Our time in Kyoto was short, but in truth, felt appropriate. There's a lot to see here (the requisite shrines and temples mainly), but it was the quiet moments, like a rare Geisha sighting late at night and a frozen in time coffee shop run by an spry 80 year old man with an impressive collection of vintage radios that made Kyoto memorable for me. These experiences made me remember why it is I love to travel and why every destination deserves a closer look.
WHERE TO STAY
Villa Aneyakoji was a lovely, modern ryokan experience. The service here was top notch. Tip: The penthouse was a great value; it's a twin room, but there's a huge terrace overlooking the city. They'll deliver breakfast to your terrace upon request, though for the price you can definitely find a better meal.
The Ritz Carlton Kyoto is brand new (built in 2014) and has a killer, riverside location. The service was outstanding (the concierge helped us book an incredible, last minute dinner reservation) and the common spaces were beautifully designed. Our room didn't have a river view, but was nonetheless excellent (hello teak shower!!). Don't miss breakfast, complete with Pierre Herme pastries (I had 4). Tip: Book a massage. The spa experience here is truly wonderful.
WHAT TO DO
Kinkauji, also known as the Golden Temple, is arguably one of the most popular Kyoto attractions. Expect crowds. The temple itself is beautiful, gold and glittery. Bonus: there's a tea garden here selling snacks and drinks.
The Bamboo Forest is a lovely and tranquil spot, despite the crowds of people. Go early (around 7AM) if you want to have a moment of actual zen.
The Tenryu-ji Temple is accessible from the Bamboo forest and is worth a visit if you're in the area.
The Philosopher's Walk is a peaceful way to see Kyoto. The path is lined with cute shops, restaurants and cafes making this an enjoyable place for a mid-afternoon stroll.
WHERE TO EAT
Though most places on the river look inviting, they're mainly tourist spots catering to Western tastes. If you want something a bit more authentic, you'll have to wander off the main drag. The Gion District has a handful of restaurants and bars that feel much more authentically Japanese.
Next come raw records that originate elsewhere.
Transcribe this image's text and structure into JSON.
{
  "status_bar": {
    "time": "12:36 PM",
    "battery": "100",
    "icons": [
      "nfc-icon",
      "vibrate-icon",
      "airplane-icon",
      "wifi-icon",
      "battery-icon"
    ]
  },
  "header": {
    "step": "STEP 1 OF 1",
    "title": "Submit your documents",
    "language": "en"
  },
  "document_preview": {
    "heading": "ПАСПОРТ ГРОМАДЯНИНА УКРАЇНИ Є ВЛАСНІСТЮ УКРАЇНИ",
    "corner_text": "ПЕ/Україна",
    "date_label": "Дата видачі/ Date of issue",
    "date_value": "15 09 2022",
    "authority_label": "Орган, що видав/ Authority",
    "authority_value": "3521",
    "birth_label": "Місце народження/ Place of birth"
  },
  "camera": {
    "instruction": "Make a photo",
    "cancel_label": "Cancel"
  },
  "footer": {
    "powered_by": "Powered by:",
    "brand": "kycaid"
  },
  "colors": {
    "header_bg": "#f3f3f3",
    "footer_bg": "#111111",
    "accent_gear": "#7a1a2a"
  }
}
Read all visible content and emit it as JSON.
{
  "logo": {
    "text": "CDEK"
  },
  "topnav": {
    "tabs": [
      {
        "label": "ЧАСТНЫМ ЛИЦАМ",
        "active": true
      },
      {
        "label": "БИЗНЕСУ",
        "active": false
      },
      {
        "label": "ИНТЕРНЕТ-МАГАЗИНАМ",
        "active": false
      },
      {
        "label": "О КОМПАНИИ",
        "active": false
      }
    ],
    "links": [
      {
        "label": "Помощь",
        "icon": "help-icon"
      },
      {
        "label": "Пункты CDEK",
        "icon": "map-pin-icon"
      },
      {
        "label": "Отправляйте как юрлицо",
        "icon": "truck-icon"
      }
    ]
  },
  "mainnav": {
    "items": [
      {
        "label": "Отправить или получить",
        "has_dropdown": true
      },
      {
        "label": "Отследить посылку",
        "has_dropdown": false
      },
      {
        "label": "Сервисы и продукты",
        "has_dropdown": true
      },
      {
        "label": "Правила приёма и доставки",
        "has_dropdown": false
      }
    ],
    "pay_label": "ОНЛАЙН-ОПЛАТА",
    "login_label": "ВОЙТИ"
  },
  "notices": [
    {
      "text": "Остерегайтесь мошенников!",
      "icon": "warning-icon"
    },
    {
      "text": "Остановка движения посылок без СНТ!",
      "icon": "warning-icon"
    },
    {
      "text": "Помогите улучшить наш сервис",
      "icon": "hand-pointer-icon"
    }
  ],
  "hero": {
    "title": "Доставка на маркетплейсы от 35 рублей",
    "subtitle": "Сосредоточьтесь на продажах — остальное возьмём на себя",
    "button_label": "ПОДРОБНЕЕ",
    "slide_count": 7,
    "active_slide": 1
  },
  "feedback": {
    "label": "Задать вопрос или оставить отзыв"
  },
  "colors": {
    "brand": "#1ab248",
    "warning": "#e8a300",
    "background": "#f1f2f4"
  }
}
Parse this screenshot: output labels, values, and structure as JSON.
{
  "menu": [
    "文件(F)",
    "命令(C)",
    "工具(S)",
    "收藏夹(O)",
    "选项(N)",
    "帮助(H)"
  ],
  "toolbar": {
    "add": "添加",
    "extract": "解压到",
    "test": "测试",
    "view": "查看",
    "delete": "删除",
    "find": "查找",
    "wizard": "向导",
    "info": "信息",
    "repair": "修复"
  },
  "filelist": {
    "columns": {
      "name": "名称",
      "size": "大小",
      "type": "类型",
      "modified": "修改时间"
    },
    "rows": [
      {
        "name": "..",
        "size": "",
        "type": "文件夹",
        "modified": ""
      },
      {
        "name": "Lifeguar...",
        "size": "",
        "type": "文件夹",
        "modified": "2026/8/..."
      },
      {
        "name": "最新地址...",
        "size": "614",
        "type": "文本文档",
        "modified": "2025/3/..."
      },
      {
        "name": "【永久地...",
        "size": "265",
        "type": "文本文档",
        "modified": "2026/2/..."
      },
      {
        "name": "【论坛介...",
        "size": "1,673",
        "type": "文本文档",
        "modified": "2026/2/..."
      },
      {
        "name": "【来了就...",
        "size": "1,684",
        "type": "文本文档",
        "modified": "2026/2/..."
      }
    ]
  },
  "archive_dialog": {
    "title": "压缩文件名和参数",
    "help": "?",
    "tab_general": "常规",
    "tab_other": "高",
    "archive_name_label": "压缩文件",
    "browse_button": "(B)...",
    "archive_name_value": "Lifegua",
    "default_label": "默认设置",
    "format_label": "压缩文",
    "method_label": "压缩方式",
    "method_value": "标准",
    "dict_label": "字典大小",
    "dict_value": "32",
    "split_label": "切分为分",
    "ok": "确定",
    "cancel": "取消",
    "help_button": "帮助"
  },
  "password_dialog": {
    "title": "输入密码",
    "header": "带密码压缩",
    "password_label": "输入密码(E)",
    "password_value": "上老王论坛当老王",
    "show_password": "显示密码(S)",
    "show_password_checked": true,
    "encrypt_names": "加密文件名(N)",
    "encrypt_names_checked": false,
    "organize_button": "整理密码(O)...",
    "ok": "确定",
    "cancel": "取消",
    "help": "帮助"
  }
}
Gion Niti is top of my list for atmosphere, service and food. Tucked away on a side street and impossible to find, the bar is decorated in gilded rice paper and is absolutely stunning. The drinks here are expertly mixed and are well worth the bar charge. The menu has a wide range of options (delicious Kobe beef starter), but you'd be silly not to order the pizza. Yes, I know, pizza in Japan. But this was truly some of the best I've ever had...and I've had a lot (in Italy and beyond!). Excellent wines by the glass, no easy feat in Japan, and range of Japanese whiskeys.
Bar K6 was the perfect place to kick off our evening. The bartenders sport tuxedos and take their drinks very seriously, though the decor might suggest otherwise. Cave de K downstairs is a must for any whiskey lover.
Jiki Miyazawa is a traditional kappō dining experience (when diners line up in a row facing the chef) and one that will leave you breathless. Our meal was fantastic and the chef is certainly deserving of his Michelin star. The star of the show is a lovely piece of broiled sesame tofu that bursts open like a savory creme brûlée. A perfect kaiseki experience. Reservations are essential.
Kyoto is known for tofu, and there's no better place to sample it then Tofu Cuisine Matsugae. Popular with locals, this spot is a bit under the radar and can be hard to find. Solider on. The green tea and soba flavored tofu make it worth it. Set lunch menu available.
GOOD TO KNOW
Resign yourself to the fact that seeing EVERY. SINGLE. SHRINE. might not be 100% realistic. Kyoto is far more spread out than I anticipated, and we had to whittle our list down significantly. Most shrines and temples are at least 40 minutes from the city center. Public transportation (trains and buses) is available, but given our limited time, we opted to take taxis. Looking back, we probably should have hired a guide/driver (something we rarely do). If time is an issue, I'd consider this as an option.
Kyoto is famous for Geisha, though there are a lot of fakes walking around. If you want to spot a real one, it will require patience. We got very lucky and were literally in the right place at the right time. No matter what, if you do see one, be respectful. This is a time honored tradition and not a tourist attraction.
In truth, we probably picked the worst time to visit Kyoto (late summer) when the weather made it nearly impossible to enjoy all of the outdoor attractions. If you can, come during Spring or Fall when the cherry blossoms and autumn colors make Kyoto come alive.
I touched on this in my Tokyo notes, but unless you are planning to do a fair bit of touring around Japan, I'm not totally sure the JR Pass makes sense. Getting it was a bit of a headache, and requires a voucher exchange at the ticket office before you can actually use it. If Kyoto is your only destination outside of Japan, you might be better off purchasing tickets while in Japan.